- Sprinkle cut vegetables on the upper side of uttapam and let it cook on the under side. When one side of the uttapam becomes a little brown in color than cook on the other side too.
- Serve hot with chutney of your choice.
Duration of fermentation depends on the weather conditions at that time. In warm weather, fermentation requires only a night but in winter it takes longer. To enhance the rate of fermentation, in winter, you keep batter container in a warm place and cover it with a thick cloth. As the fermentation takes place gases are produced which make the dough fluffy and the level of the batter almost doubles.
Try to use non-stick griddles as it's easy to make and requires less oil.
Do You Know?

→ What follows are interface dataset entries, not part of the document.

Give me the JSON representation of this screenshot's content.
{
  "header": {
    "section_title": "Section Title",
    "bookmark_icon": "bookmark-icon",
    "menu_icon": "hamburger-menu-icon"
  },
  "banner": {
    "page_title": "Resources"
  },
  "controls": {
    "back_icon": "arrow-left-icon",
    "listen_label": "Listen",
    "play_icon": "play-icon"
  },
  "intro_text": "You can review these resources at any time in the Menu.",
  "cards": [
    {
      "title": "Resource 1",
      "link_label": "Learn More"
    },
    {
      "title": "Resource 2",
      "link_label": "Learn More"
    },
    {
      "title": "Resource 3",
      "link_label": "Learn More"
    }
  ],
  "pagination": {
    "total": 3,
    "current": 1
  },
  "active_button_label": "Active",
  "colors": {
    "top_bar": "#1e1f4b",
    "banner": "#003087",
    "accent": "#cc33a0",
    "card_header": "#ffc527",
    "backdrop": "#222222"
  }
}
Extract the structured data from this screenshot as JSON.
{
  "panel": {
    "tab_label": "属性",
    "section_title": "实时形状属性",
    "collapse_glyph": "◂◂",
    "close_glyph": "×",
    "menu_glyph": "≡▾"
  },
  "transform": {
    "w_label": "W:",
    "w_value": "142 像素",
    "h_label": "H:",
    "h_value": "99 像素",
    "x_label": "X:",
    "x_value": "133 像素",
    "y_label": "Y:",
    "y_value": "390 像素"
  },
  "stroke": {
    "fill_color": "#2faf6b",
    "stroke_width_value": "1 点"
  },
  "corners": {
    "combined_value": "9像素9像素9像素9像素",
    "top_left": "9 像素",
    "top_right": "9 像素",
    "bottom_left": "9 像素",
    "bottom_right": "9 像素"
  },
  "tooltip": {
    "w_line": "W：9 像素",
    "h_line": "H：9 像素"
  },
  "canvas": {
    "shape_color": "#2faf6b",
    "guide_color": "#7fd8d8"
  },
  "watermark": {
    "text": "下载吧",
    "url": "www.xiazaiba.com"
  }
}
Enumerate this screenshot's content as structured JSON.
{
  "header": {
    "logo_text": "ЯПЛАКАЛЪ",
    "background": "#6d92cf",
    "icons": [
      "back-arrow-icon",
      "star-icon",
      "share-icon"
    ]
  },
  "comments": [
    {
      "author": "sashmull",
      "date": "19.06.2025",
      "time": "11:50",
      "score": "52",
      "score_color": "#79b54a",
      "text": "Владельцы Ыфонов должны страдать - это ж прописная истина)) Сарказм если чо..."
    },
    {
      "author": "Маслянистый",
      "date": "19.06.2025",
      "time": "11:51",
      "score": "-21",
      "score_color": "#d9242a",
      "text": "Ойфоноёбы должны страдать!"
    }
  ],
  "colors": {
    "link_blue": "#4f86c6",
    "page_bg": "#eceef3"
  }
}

The primary benefit of fermentation is the conversion of carbohydrates into carbon di oxide to leaven the batter. Leavening aerate and fluff up the batter as it cooks.
Food fermentation has been said to serve following main purposes:
- enrichment of the diet through development of a diversity of flavors, aromas, and textures in food substrates.
- detoxification during food-fermentation processing.
- a decrease in cooking times and fuel requirements.